A very rare U.S. instance of German Expressionist architecture has been discovered in an old German neighborhood in Chicago. Expressionist buildings are not common even in their native land. Most of them were designed by the group of architects associated with Bruno Taut and the Arbeitstrat für die Kunst. The Weimar Republic period was the most fertile for the movement, when the mostly leftist architects hoped a socialist revolution was imminent yet felt powerless to help it along or even build much--hence their buildings' free-flowing lines at cross-purposes with each other.

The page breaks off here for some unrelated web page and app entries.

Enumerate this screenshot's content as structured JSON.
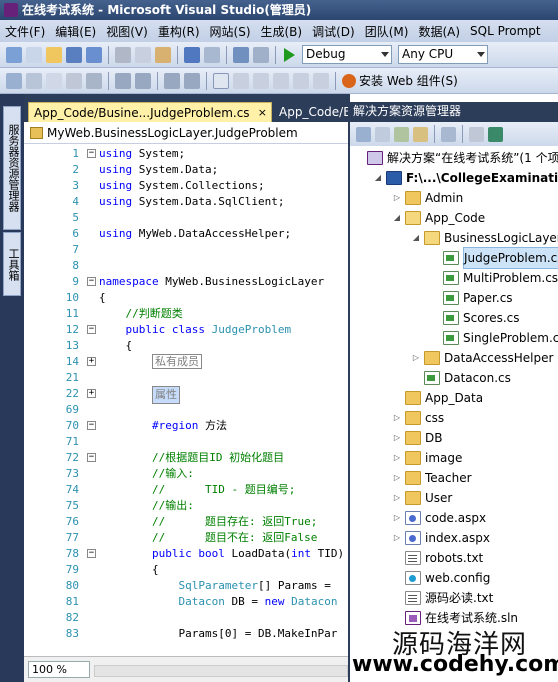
{
  "window": {
    "title": "在线考试系统 - Microsoft Visual Studio(管理员)"
  },
  "menu": [
    "文件(F)",
    "编辑(E)",
    "视图(V)",
    "重构(R)",
    "网站(S)",
    "生成(B)",
    "调试(D)",
    "团队(M)",
    "数据(A)",
    "SQL Prompt"
  ],
  "toolbar": {
    "config": "Debug",
    "platform": "Any CPU",
    "install_web": "安装 Web 组件(S)"
  },
  "side_tabs": {
    "server_explorer": "服务器资源管理器",
    "toolbox": "工具箱"
  },
  "editor": {
    "active_tab": "App_Code/Busine...JudgeProblem.cs",
    "other_tab": "App_Code/B",
    "close": "×",
    "nav": "MyWeb.BusinessLogicLayer.JudgeProblem",
    "lines": [
      {
        "n": "1",
        "f": "−",
        "t": "using System;"
      },
      {
        "n": "2",
        "f": "",
        "t": "using System.Data;"
      },
      {
        "n": "3",
        "f": "",
        "t": "using System.Collections;"
      },
      {
        "n": "4",
        "f": "",
        "t": "using System.Data.SqlClient;"
      },
      {
        "n": "5",
        "f": "",
        "t": ""
      },
      {
        "n": "6",
        "f": "",
        "t": "using MyWeb.DataAccessHelper;"
      },
      {
        "n": "7",
        "f": "",
        "t": ""
      },
      {
        "n": "8",
        "f": "",
        "t": ""
      },
      {
        "n": "9",
        "f": "−",
        "t": "namespace MyWeb.BusinessLogicLayer"
      },
      {
        "n": "10",
        "f": "",
        "t": "{"
      },
      {
        "n": "11",
        "f": "",
        "t": "    //判断题类"
      },
      {
        "n": "12",
        "f": "−",
        "t": "    public class JudgeProblem"
      },
      {
        "n": "13",
        "f": "",
        "t": "    {"
      },
      {
        "n": "14",
        "f": "+",
        "t": "        私有成员"
      },
      {
        "n": "21",
        "f": "",
        "t": ""
      },
      {
        "n": "22",
        "f": "+",
        "t": "        属性"
      },
      {
        "n": "69",
        "f": "",
        "t": ""
      },
      {
        "n": "70",
        "f": "−",
        "t": "        #region 方法"
      },
      {
        "n": "71",
        "f": "",
        "t": ""
      },
      {
        "n": "72",
        "f": "−",
        "t": "        //根据题目ID 初始化题目"
      },
      {
        "n": "73",
        "f": "",
        "t": "        //输入:"
      },
      {
        "n": "74",
        "f": "",
        "t": "        //      TID - 题目编号;"
      },
      {
        "n": "75",
        "f": "",
        "t": "        //输出:"
      },
      {
        "n": "76",
        "f": "",
        "t": "        //      题目存在: 返回True;"
      },
      {
        "n": "77",
        "f": "",
        "t": "        //      题目不在: 返回False"
      },
      {
        "n": "78",
        "f": "−",
        "t": "        public bool LoadData(int TID)"
      },
      {
        "n": "79",
        "f": "",
        "t": "        {"
      },
      {
        "n": "80",
        "f": "",
        "t": "            SqlParameter[] Params ="
      },
      {
        "n": "81",
        "f": "",
        "t": "            Datacon DB = new Datacon"
      },
      {
        "n": "82",
        "f": "",
        "t": ""
      },
      {
        "n": "83",
        "f": "",
        "t": "            Params[0] = DB.MakeInPar"
      }
    ],
    "zoom": "100 %"
  },
  "solution_explorer": {
    "title": "解决方案资源管理器",
    "items": [
      {
        "label": "解决方案“在线考试系统”(1 个项",
        "indent": 0,
        "exp": "",
        "icon": "solution-icon"
      },
      {
        "label": "F:\\...\\CollegeExamination_",
        "indent": 1,
        "exp": "◢",
        "icon": "project-icon"
      },
      {
        "label": "Admin",
        "indent": 2,
        "exp": "▷",
        "icon": "folder-icon"
      },
      {
        "label": "App_Code",
        "indent": 2,
        "exp": "◢",
        "icon": "folder-open-icon"
      },
      {
        "label": "BusinessLogicLayer",
        "indent": 3,
        "exp": "◢",
        "icon": "folder-open-icon"
      },
      {
        "label": "JudgeProblem.cs",
        "indent": 4,
        "exp": "",
        "icon": "cs-file-icon",
        "selected": true
      },
      {
        "label": "MultiProblem.cs",
        "indent": 4,
        "exp": "",
        "icon": "cs-file-icon"
      },
      {
        "label": "Paper.cs",
        "indent": 4,
        "exp": "",
        "icon": "cs-file-icon"
      },
      {
        "label": "Scores.cs",
        "indent": 4,
        "exp": "",
        "icon": "cs-file-icon"
      },
      {
        "label": "SingleProblem.cs",
        "indent": 4,
        "exp": "",
        "icon": "cs-file-icon"
      },
      {
        "label": "DataAccessHelper",
        "indent": 3,
        "exp": "▷",
        "icon": "folder-icon"
      },
      {
        "label": "Datacon.cs",
        "indent": 3,
        "exp": "",
        "icon": "cs-file-icon"
      },
      {
        "label": "App_Data",
        "indent": 2,
        "exp": "",
        "icon": "folder-icon"
      },
      {
        "label": "css",
        "indent": 2,
        "exp": "▷",
        "icon": "folder-icon"
      },
      {
        "label": "DB",
        "indent": 2,
        "exp": "▷",
        "icon": "folder-icon"
      },
      {
        "label": "image",
        "indent": 2,
        "exp": "▷",
        "icon": "folder-icon"
      },
      {
        "label": "Teacher",
        "indent": 2,
        "exp": "▷",
        "icon": "folder-icon"
      },
      {
        "label": "User",
        "indent": 2,
        "exp": "▷",
        "icon": "folder-icon"
      },
      {
        "label": "code.aspx",
        "indent": 2,
        "exp": "▷",
        "icon": "aspx-icon"
      },
      {
        "label": "index.aspx",
        "indent": 2,
        "exp": "▷",
        "icon": "aspx-icon"
      },
      {
        "label": "robots.txt",
        "indent": 2,
        "exp": "",
        "icon": "text-file-icon"
      },
      {
        "label": "web.config",
        "indent": 2,
        "exp": "",
        "icon": "config-file-icon"
      },
      {
        "label": "源码必读.txt",
        "indent": 2,
        "exp": "",
        "icon": "text-file-icon"
      },
      {
        "label": "在线考试系统.sln",
        "indent": 2,
        "exp": "",
        "icon": "sln-file-icon"
      }
    ]
  },
  "watermark": {
    "line1": "源码海洋网",
    "line2": "www.codehy.com"
  },
  "colors": {
    "accent": "#2c3d5a",
    "tab_active": "#fff1a8",
    "keyword": "#0000ff",
    "comment": "#008000",
    "type": "#2b91af",
    "line_number": "#2b91af"
  }
}
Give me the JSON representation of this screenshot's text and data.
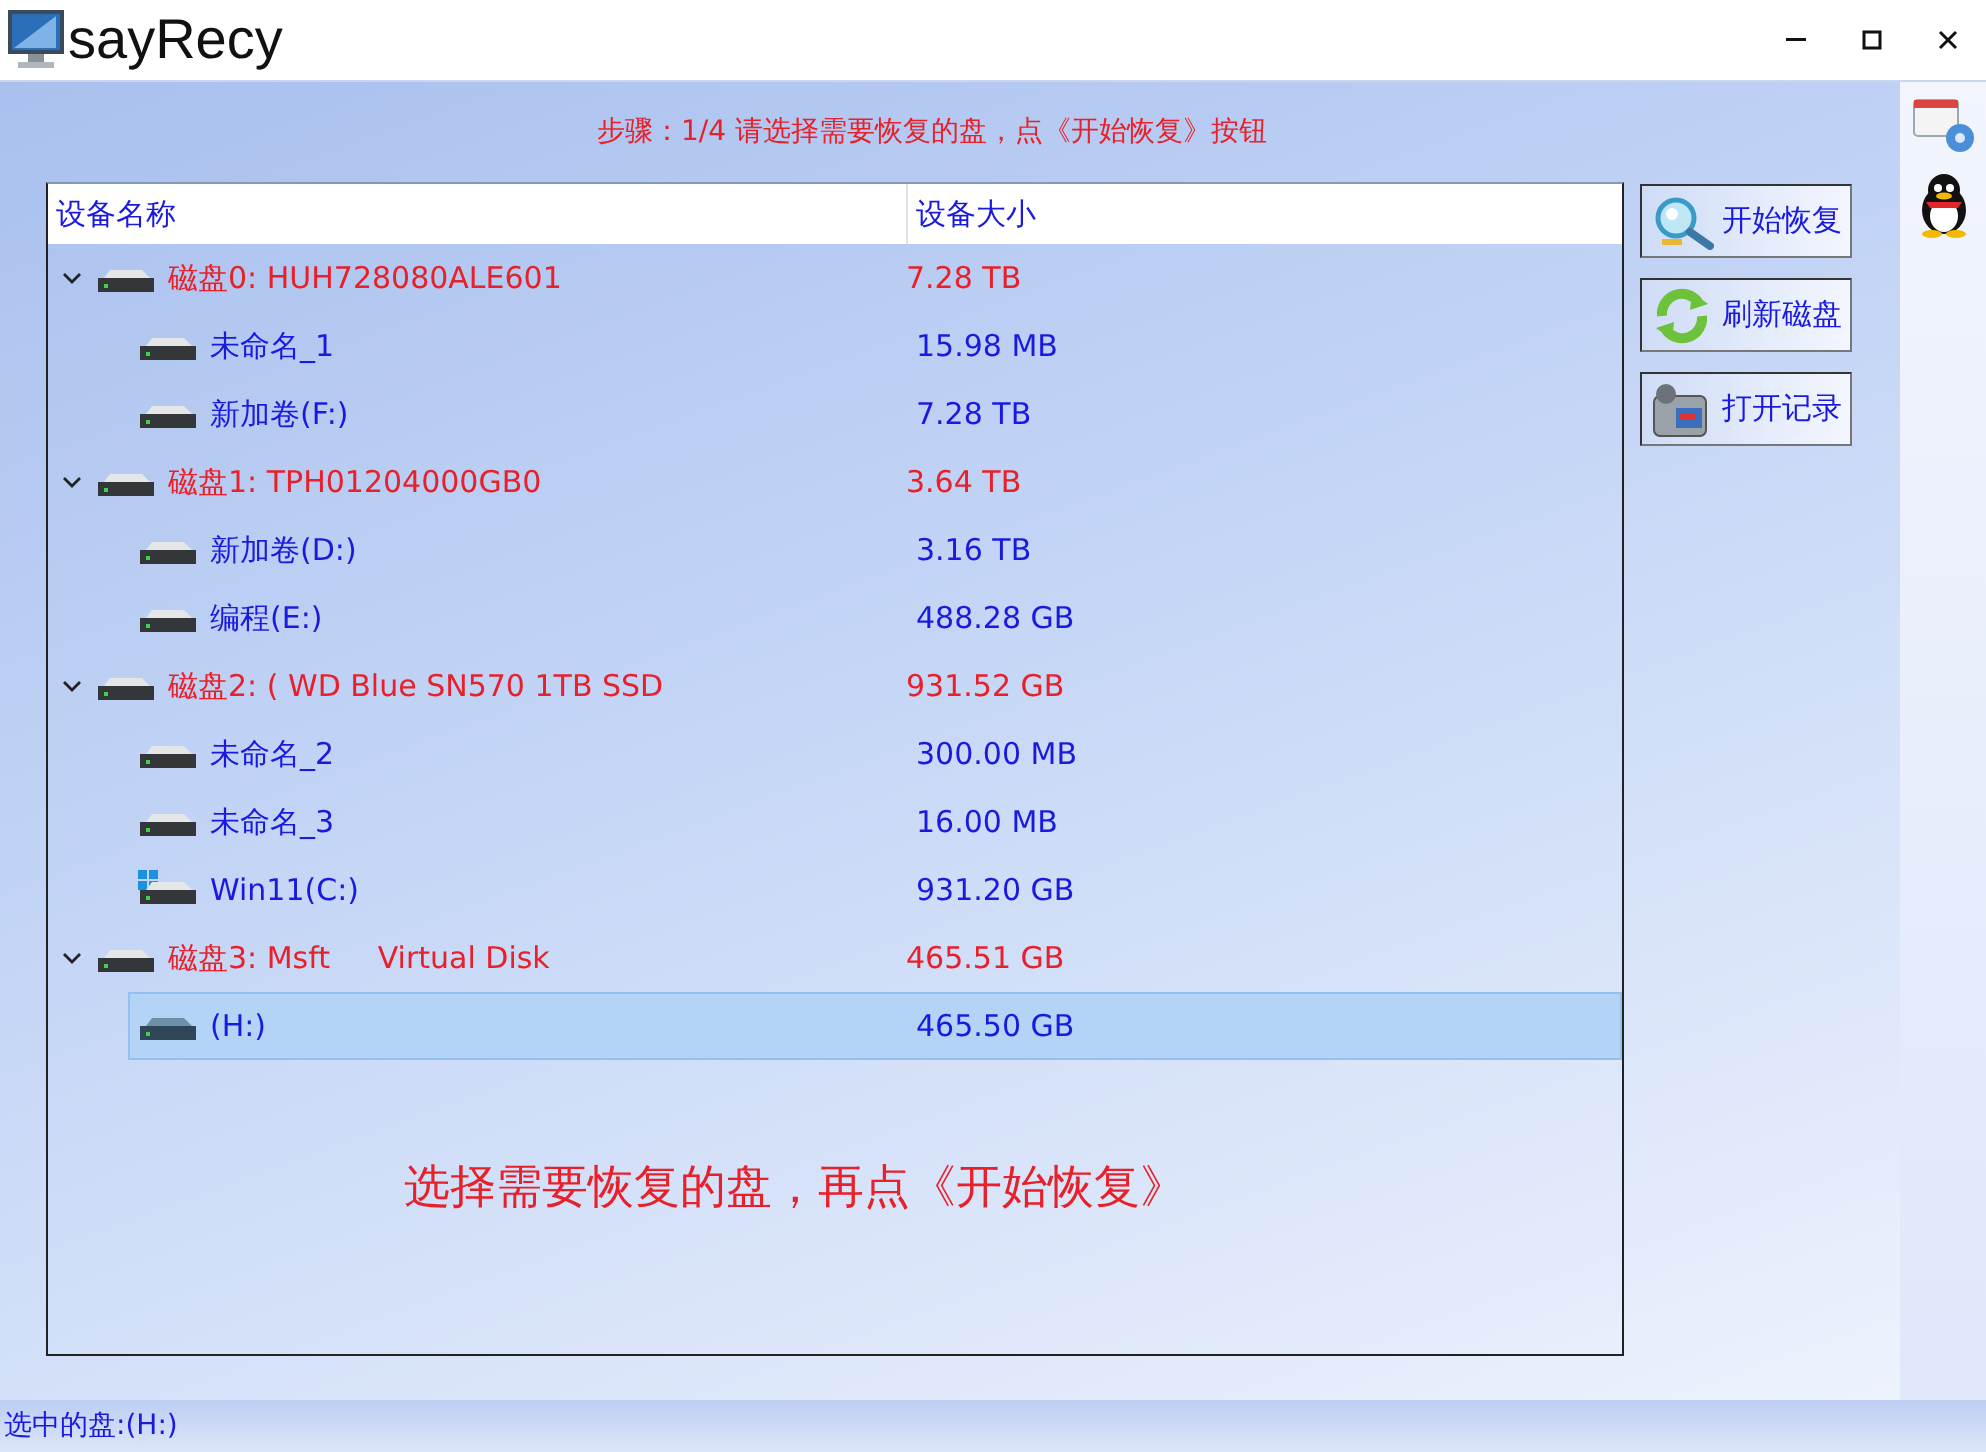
{
  "window": {
    "title": "sayRecy"
  },
  "step": "步骤：1/4 请选择需要恢复的盘，点《开始恢复》按钮",
  "table": {
    "columns": [
      "设备名称",
      "设备大小"
    ],
    "disks": [
      {
        "name": "磁盘0: HUH728080ALE601",
        "size": "7.28 TB",
        "expanded": true,
        "children": [
          {
            "name": "未命名_1",
            "size": "15.98 MB",
            "kind": "volume",
            "selected": false
          },
          {
            "name": "新加卷(F:)",
            "size": "7.28 TB",
            "kind": "volume",
            "selected": false
          }
        ]
      },
      {
        "name": "磁盘1: TPH01204000GB0",
        "size": "3.64 TB",
        "expanded": true,
        "children": [
          {
            "name": "新加卷(D:)",
            "size": "3.16 TB",
            "kind": "volume",
            "selected": false
          },
          {
            "name": "编程(E:)",
            "size": "488.28 GB",
            "kind": "volume",
            "selected": false
          }
        ]
      },
      {
        "name": "磁盘2: ( WD Blue SN570 1TB SSD",
        "size": "931.52 GB",
        "expanded": true,
        "children": [
          {
            "name": "未命名_2",
            "size": "300.00 MB",
            "kind": "volume",
            "selected": false
          },
          {
            "name": "未命名_3",
            "size": "16.00 MB",
            "kind": "volume",
            "selected": false
          },
          {
            "name": "Win11(C:)",
            "size": "931.20 GB",
            "kind": "system",
            "selected": false
          }
        ]
      },
      {
        "name": "磁盘3: Msft     Virtual Disk",
        "size": "465.51 GB",
        "expanded": true,
        "children": [
          {
            "name": "(H:)",
            "size": "465.50 GB",
            "kind": "volume",
            "selected": true
          }
        ]
      }
    ],
    "hint": "选择需要恢复的盘，再点《开始恢复》"
  },
  "buttons": [
    {
      "label": "开始恢复",
      "kind": "start"
    },
    {
      "label": "刷新磁盘",
      "kind": "refresh"
    },
    {
      "label": "打开记录",
      "kind": "log"
    }
  ],
  "status_bar": "选中的盘:(H:)"
}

On the near northwest side of Chicago, there is an apartment building which has a unique feature in its brickwork that Larry Zgoda speculates may be a connection to the German Expressionist architecture of the early 20th Century. The multi-unit apartment building is on the 1800 block of West Patterson and has several elements of romantic architecture including barley twist downspouts, ornamental iron, and carved stone shields. On one corner of the entry there a treatment in the brickwork that is reminiscent of the vertically dramatic compositions of German Expressionist architecture, especially the Chilehaus-Spitze, in Hamburg.